Hutong are narrow streets or alleys, most commonly associated with Beijing. The origin of “hutong” is still a controversial issue. Some experts claim that it is initially appeared in the Mongolian language about 700 years ago and derives from the Mongolian word “hottog,” meaning “water well.” While others argue it comes from the word “ ” or “ ” which means habitation. A hutong is simply the passage formed by the lines of what is referred to as a “siheyuan.” Some siheyuan connect with other siheyuan, forming a block, and those blocks join with other blocks to form the whole city.
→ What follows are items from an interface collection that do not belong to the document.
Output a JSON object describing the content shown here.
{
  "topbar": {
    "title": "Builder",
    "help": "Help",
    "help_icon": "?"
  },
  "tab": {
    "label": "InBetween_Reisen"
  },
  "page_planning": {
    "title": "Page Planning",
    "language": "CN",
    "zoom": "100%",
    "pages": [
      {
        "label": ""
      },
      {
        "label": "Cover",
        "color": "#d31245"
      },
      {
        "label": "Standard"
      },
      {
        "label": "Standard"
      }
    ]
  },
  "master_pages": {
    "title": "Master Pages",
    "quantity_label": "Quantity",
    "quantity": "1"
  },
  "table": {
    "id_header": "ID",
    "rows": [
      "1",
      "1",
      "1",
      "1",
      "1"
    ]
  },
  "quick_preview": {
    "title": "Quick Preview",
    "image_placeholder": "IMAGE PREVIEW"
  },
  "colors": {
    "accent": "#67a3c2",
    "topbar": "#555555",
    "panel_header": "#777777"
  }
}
During the Yuan Dynasty, such neighborhoods were fairly spacious, but over times, they have become increasingly narrow. Consequently, the word hutong is also used to refer to neighborhoods where passageways form winding, narrow mazes.
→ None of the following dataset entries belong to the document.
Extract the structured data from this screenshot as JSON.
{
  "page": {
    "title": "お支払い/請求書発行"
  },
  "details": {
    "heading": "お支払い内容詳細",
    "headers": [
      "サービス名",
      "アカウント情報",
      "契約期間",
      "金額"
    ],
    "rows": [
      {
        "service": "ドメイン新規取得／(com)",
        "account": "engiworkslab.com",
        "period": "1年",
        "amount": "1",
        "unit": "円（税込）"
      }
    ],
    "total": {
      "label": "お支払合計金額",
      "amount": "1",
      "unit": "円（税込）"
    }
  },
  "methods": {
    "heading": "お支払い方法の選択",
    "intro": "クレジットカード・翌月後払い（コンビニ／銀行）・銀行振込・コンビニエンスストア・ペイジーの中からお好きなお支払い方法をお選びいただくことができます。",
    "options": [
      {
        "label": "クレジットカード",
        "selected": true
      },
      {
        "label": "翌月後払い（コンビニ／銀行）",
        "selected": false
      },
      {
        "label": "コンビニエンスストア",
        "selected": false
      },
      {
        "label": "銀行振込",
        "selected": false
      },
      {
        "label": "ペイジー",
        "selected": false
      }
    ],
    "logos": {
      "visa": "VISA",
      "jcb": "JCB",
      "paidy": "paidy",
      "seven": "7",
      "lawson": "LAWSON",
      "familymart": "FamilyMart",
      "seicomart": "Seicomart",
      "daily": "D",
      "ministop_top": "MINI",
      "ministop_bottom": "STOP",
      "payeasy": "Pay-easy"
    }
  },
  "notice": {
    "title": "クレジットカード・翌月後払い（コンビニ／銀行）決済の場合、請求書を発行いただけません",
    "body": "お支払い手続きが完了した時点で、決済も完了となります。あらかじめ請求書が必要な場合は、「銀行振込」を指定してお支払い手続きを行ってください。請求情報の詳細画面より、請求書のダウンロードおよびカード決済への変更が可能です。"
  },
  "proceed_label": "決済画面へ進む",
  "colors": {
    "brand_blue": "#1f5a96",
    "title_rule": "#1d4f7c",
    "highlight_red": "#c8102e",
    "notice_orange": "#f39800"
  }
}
Nearly all siheyuans’ main buildings and gates face south towards the sun for optimum lighting, so the majority of hutongs run from east to west. Between the main hutongs, many tiny lanes run north and south, allowing for convenient passageways. After the end of Imperial China, when siheyuan regulations (used to reflect the social status of residents and protest feng shui) were dropped, many new hutongs – built haphazardly and with no apparent plan – began to appear on the outskirts of the city, while the original ones lost their former neat appearances. The social stratification of the residents also began to evaporate, reflecting the collapse of the Imperial system. During the period of the Republic of China (1911-1948), society was unstable, fraught with civil war and foreign invasion. Beijing deteriorated, and the conditions of hutongs worsened. Siheyuan previously owned and occupied by a single family were subdivided and shared by many households, with additions tacked on as needed and built with whatever materials were available. Following the development of Beijing as the capital of the People’s Republic, many hutongs were razed to make space for modern buildings, but some of them still stand today – 21th century witnesses of Old Beijing.